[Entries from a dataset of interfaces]
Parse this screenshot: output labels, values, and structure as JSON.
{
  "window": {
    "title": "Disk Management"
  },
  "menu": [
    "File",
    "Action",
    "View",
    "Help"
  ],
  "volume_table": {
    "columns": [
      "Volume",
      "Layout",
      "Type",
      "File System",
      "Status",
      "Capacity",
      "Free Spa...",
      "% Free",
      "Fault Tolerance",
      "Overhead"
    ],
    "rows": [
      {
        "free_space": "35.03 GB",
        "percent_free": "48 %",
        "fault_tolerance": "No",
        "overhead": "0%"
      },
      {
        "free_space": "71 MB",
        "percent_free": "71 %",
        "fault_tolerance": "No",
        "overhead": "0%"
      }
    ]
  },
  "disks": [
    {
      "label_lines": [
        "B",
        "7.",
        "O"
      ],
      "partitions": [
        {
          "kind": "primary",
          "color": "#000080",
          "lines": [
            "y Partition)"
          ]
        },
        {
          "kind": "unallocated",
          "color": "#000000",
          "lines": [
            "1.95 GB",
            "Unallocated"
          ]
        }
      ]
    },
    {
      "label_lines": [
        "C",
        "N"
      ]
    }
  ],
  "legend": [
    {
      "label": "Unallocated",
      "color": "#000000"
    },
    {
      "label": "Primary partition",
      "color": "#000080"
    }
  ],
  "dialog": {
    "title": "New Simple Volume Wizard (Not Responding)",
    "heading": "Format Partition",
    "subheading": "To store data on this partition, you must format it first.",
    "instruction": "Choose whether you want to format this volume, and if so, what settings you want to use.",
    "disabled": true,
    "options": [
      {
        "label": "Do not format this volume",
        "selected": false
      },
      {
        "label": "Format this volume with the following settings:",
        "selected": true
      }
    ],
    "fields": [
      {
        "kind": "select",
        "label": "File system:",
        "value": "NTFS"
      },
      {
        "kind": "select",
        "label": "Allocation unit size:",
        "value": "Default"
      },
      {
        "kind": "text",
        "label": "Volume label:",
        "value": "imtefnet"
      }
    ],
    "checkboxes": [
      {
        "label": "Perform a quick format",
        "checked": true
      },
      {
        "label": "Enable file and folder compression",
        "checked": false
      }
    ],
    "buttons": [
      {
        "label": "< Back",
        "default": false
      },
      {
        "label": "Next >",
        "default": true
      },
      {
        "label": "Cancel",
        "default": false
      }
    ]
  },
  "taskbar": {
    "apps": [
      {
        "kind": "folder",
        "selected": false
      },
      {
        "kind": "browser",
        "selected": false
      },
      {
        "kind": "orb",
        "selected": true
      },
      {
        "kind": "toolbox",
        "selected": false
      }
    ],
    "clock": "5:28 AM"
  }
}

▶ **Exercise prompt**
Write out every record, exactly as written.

▶ **Written response**
Parse this screenshot: output labels, values, and structure as JSON.
{
  "window": {
    "title": "Disk Management"
  },
  "menu": [
    "File",
    "Action",
    "View",
    "Help"
  ],
  "volume_table": {
    "columns": [
      "Volume",
      "Layout",
      "Type",
      "File System",
      "Status",
      "Capacity",
      "Free Spa...",
      "% Free",
      "Fault Tolerance",
      "Overhead"
    ],
    "rows": [
      {
        "free_space": "35.03 GB",
        "percent_free": "48 %",
        "fault_tolerance": "No",
        "overhead": "0%"
      },
      {
        "free_space": "71 MB",
        "percent_free": "71 %",
        "fault_tolerance": "No",
        "overhead": "0%"
      }
    ]
  },
  "disks": [
    {
      "label_lines": [
        "B",
        "7.",
        "O"
      ],
      "partitions": [
        {
          "kind": "primary",
          "color": "#000080",
          "lines": [
            "y Partition)"
          ]
        },
        {
          "kind": "unallocated",
          "color": "#000000",
          "lines": [
            "1.95 GB",
            "Unallocated"
          ]
        }
      ]
    },
    {
      "label_lines": [
        "C",
        "N"
      ]
    }
  ],
  "legend": [
    {
      "label": "Unallocated",
      "color": "#000000"
    },
    {
      "label": "Primary partition",
      "color": "#000080"
    }
  ],
  "dialog": {
    "title": "New Simple Volume Wizard (Not Responding)",
    "heading": "Format Partition",
    "subheading": "To store data on this partition, you must format it first.",
    "instruction": "Choose whether you want to format this volume, and if so, what settings you want to use.",
    "disabled": true,
    "options": [
      {
        "label": "Do not format this volume",
        "selected": false
      },
      {
        "label": "Format this volume with the following settings:",
        "selected": true
      }
    ],
    "fields": [
      {
        "kind": "select",
        "label": "File system:",
        "value": "NTFS"
      },
      {
        "kind": "select",
        "label": "Allocation unit size:",
        "value": "Default"
      },
      {
        "kind": "text",
        "label": "Volume label:",
        "value": "imtefnet"
      }
    ],
    "checkboxes": [
      {
        "label": "Perform a quick format",
        "checked": true
      },
      {
        "label": "Enable file and folder compression",
        "checked": false
      }
    ],
    "buttons": [
      {
        "label": "< Back",
        "default": false
      },
      {
        "label": "Next >",
        "default": true
      },
      {
        "label": "Cancel",
        "default": false
      }
    ]
  },
  "taskbar": {
    "apps": [
      {
        "kind": "folder",
        "selected": false
      },
      {
        "kind": "browser",
        "selected": false
      },
      {
        "kind": "orb",
        "selected": true
      },
      {
        "kind": "toolbox",
        "selected": false
      }
    ],
    "clock": "5:28 AM"
  }
}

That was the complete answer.